And if Judy is silent out of shame, I say, make her squirm. When I see crap like Richard Cohen's recent column, I think some public humiliation might make journalists like Cohen rethink their defense of journalistic impunity.
Finally, though, there's also the possibility that Judy's legal entanglements have not ended. Sure, her contempt charge has been cleared. But why are we so quick to assume that means she's in the clear? Or let me put it this way. There is no way any journalist would expect Larry Franklin to tell about his little espionage ring in the Defense Department, not until he's done testifying.
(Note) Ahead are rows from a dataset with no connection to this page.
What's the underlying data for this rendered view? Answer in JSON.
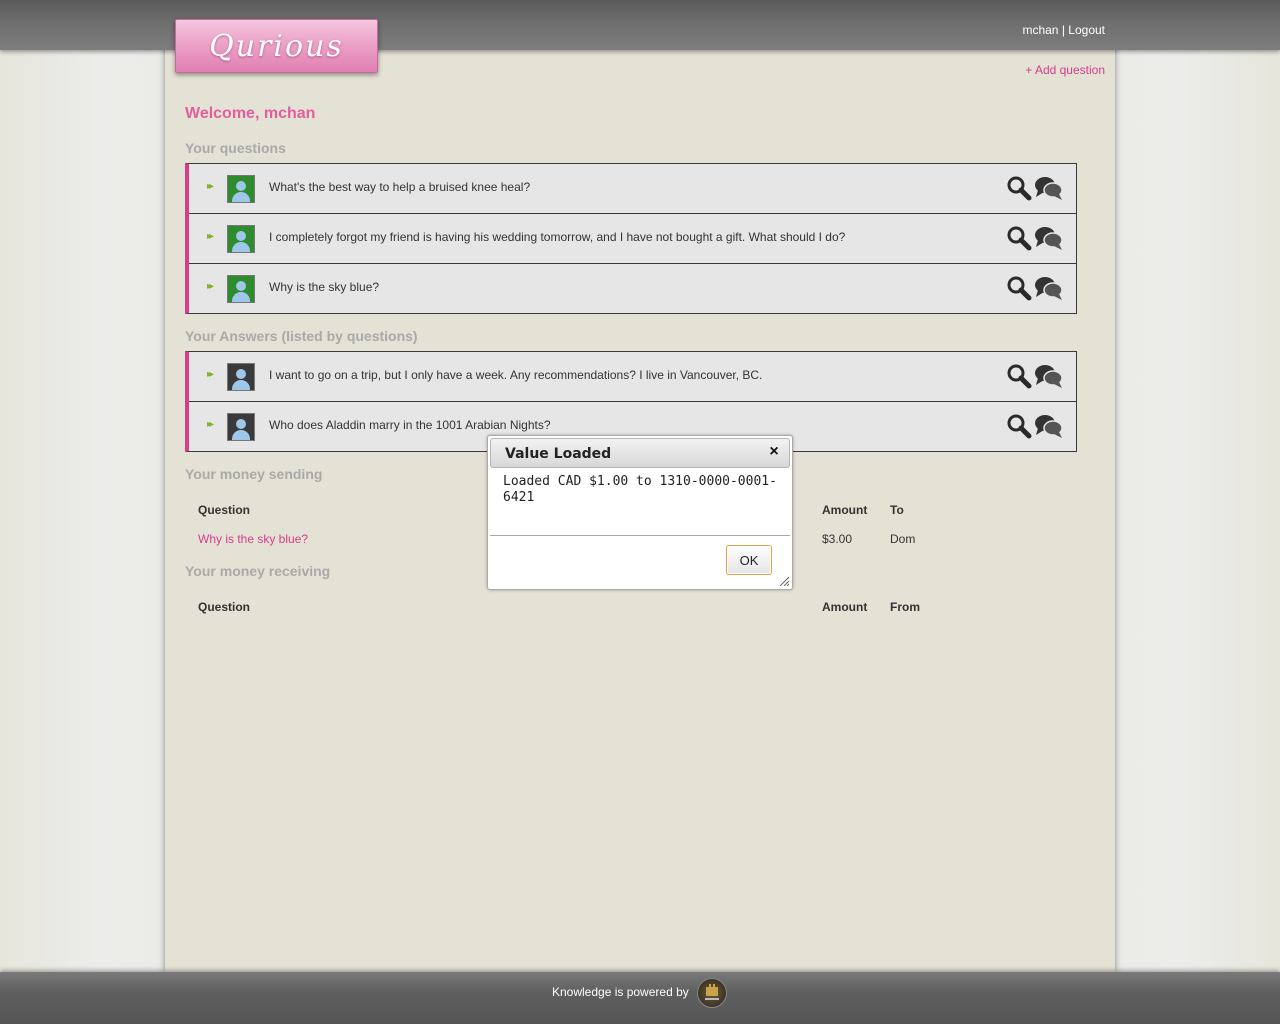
{
  "header": {
    "logo_text": "Qurious",
    "username": "mchan",
    "separator": "|",
    "logout_label": "Logout",
    "add_question_label": "+ Add question"
  },
  "welcome": "Welcome, mchan",
  "your_questions": {
    "title": "Your questions",
    "items": [
      {
        "text": "What's the best way to help a bruised knee heal?"
      },
      {
        "text": "I completely forgot my friend is having his wedding tomorrow, and I have not bought a gift. What should I do?"
      },
      {
        "text": "Why is the sky blue?"
      }
    ]
  },
  "your_answers": {
    "title": "Your Answers (listed by questions)",
    "items": [
      {
        "text": "I want to go on a trip, but I only have a week. Any recommendations? I live in Vancouver, BC."
      },
      {
        "text": "Who does Aladdin marry in the 1001 Arabian Nights?"
      }
    ]
  },
  "money_sending": {
    "title": "Your money sending",
    "headers": {
      "question": "Question",
      "amount": "Amount",
      "to": "To"
    },
    "rows": [
      {
        "question": "Why is the sky blue?",
        "amount": "$3.00",
        "to": "Dom"
      }
    ]
  },
  "money_receiving": {
    "title": "Your money receiving",
    "headers": {
      "question": "Question",
      "amount": "Amount",
      "from": "From"
    }
  },
  "footer": {
    "text": "Knowledge is powered by"
  },
  "dialog": {
    "title": "Value Loaded",
    "close_glyph": "×",
    "message": "Loaded CAD $1.00 to 1310-0000-0001-6421",
    "ok_label": "OK"
  },
  "colors": {
    "accent_pink": "#d83d8c",
    "welcome_pink": "#e0609e",
    "section_gray": "#a9a9a9",
    "arrow_green": "#7fb32a"
  }
}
Let me make this clear. I'm not excusing Judy for her shitty reporting, her posturing before she testified, her general bitchiness. If she broke the law in some way related to the Plame Affair, I will be thrilled if she pays for it. Reap what you sow and all that.
But if Fitzgerald has decided her continued testimony may be worth more than punishing her to the full extent of the law, then she's going to need to stay silent for some time yet. If she has decided a plea bargain is a preferable option than the alternatives, then she's not going to give the NYT an interview for a long time. And if Fitzgerald believes Judy's ongoing testimony would be valuable (if that's what's happening), the country would be better off if Judy remained silent, to the public.
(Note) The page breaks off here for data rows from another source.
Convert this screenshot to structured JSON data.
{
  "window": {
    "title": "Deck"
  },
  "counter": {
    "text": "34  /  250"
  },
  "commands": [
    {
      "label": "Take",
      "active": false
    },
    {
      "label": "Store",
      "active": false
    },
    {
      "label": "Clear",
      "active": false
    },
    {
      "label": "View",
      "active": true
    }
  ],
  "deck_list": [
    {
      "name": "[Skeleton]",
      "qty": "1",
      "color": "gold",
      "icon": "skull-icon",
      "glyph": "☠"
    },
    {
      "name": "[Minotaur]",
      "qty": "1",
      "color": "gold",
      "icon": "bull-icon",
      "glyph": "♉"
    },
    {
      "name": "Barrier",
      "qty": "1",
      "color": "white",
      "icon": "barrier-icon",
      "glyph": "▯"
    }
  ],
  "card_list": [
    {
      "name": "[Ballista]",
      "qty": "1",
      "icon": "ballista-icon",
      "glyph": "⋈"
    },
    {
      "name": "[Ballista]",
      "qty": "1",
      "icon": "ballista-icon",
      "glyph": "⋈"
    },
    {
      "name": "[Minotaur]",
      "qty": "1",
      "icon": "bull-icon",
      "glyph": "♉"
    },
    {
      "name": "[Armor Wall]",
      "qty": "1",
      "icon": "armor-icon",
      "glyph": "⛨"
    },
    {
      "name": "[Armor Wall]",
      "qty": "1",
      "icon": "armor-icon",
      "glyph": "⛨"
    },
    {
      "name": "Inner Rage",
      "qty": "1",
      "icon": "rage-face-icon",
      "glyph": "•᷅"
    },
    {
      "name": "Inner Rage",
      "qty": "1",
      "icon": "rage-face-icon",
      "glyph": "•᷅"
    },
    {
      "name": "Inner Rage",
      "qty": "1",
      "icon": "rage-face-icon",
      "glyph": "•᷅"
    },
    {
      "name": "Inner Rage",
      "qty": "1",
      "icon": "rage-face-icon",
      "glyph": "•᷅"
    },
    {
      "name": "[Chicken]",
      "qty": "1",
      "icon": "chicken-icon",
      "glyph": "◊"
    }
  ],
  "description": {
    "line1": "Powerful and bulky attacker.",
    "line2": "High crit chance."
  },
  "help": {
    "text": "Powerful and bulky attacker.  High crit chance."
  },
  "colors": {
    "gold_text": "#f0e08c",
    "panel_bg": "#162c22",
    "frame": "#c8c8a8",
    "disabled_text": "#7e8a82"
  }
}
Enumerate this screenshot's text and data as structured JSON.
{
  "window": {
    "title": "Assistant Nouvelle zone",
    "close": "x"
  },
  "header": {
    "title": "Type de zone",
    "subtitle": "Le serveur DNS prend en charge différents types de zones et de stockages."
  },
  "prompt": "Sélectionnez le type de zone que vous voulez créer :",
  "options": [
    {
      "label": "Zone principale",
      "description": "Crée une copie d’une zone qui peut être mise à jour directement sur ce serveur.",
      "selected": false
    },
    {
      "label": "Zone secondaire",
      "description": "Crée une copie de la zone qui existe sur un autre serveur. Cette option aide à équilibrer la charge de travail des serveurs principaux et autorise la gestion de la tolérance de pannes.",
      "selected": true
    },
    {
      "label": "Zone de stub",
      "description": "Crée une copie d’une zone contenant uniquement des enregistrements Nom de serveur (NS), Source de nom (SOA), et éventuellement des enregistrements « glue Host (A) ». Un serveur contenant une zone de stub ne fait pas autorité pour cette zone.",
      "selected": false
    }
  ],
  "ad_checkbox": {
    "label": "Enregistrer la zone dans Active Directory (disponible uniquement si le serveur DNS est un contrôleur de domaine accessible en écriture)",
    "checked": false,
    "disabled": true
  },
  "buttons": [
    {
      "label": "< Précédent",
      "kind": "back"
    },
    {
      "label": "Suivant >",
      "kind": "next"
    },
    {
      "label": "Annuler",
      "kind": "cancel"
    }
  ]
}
Now, the NYT may be in the same situation as Judy--in continued legal jeopardy of some kind. Certainly, Barney Calame's explanation for why the NYT had put off telling their story suggests as much.
But they declined to fully respond to my fundamental questions because, they said, of the legal entanglements of Ms. Miller and the paper.
As I've said, the NYT has demonstratably lied about what Judy was doing during July 2003, at least in print. If they told the same lies to Fitzgerald that they told to NYT's readers, then they may very well have gotten entangled with the law (and for those keeping count of the compromised players in this affair enjoying publicity as journalism heros, Jill Abramson also has a speaking gig coming up). They avoided the contempt charge Time Magazine received based on the story they originally told Fitzgerald; if he discovered they weren't telling the truth when they avoided contempt, they would indeed be in some legal jeopardy.
But I think the NYT is out of legal danger now, at least if rumors of spats between Bill Keller and Judy Miller are to be believed. If Bill Keller is ready to publish a complete story but Judy isn't, then the NYT probably has a story that they can commit to--and tell publicly.
Judy Miller's and the NYT's interests largely diverged a good time ago, probably before Bill Keller even got the job. The difference is the NYT has finally realized that.